■ **REQUIREMENT**: List each line of the data that holds the string "this".

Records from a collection
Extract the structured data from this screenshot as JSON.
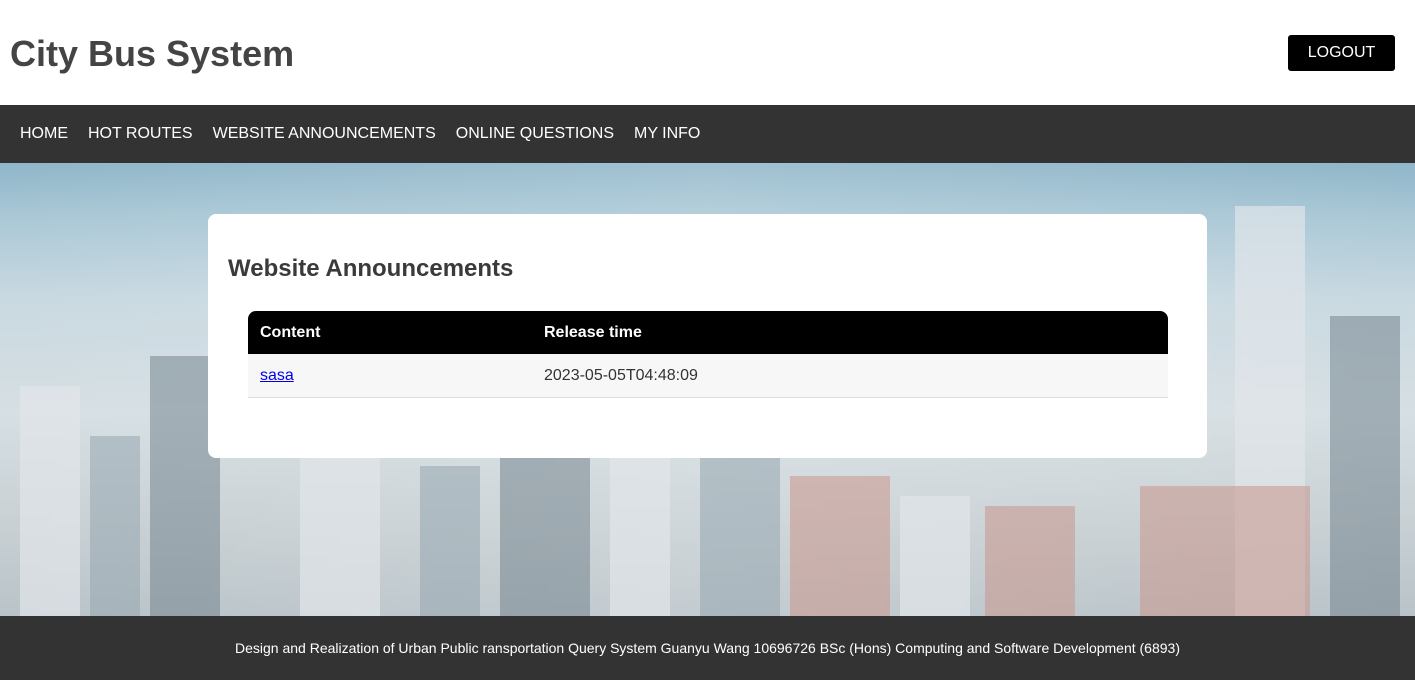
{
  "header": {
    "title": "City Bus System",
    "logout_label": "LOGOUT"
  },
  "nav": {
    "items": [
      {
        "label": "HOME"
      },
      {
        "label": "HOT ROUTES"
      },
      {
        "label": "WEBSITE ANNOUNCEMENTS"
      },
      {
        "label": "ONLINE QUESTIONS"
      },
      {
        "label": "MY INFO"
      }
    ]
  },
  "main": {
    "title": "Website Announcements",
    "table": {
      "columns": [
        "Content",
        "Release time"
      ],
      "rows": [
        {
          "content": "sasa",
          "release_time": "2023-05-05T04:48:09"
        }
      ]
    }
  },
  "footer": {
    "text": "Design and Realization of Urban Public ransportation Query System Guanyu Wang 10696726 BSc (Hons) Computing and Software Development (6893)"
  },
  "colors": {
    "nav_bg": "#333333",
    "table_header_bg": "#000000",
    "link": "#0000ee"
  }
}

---

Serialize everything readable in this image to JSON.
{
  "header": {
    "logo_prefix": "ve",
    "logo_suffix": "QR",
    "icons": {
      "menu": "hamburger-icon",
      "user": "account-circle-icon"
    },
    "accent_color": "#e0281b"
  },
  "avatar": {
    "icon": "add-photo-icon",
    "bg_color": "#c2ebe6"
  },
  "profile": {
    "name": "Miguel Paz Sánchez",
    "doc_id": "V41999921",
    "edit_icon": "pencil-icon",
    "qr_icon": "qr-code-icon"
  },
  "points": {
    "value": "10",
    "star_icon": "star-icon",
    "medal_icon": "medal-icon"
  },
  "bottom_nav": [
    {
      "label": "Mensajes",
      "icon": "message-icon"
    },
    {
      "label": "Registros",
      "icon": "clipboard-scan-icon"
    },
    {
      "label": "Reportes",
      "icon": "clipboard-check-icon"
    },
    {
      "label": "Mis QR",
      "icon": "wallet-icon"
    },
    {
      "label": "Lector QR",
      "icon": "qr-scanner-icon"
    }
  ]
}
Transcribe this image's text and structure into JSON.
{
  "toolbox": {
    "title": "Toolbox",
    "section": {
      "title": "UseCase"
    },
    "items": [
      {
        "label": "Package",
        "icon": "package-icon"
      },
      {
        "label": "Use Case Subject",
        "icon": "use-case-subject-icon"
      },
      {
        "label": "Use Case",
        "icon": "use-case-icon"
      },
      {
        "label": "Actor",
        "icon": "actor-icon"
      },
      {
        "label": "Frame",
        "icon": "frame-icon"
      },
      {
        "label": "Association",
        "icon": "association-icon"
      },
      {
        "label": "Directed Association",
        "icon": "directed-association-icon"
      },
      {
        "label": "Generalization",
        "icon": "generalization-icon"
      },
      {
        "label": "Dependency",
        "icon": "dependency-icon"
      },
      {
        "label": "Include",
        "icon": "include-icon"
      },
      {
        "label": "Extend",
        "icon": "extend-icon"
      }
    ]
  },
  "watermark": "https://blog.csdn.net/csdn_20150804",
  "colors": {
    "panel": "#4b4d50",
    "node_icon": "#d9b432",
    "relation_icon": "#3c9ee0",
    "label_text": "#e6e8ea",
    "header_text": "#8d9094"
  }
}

■ **REPLY TO THE TASK**:
Extract the structured data from this screenshot as JSON.
Serialize everything readable in this image to JSON.
Transcribe this image's text and structure into JSON.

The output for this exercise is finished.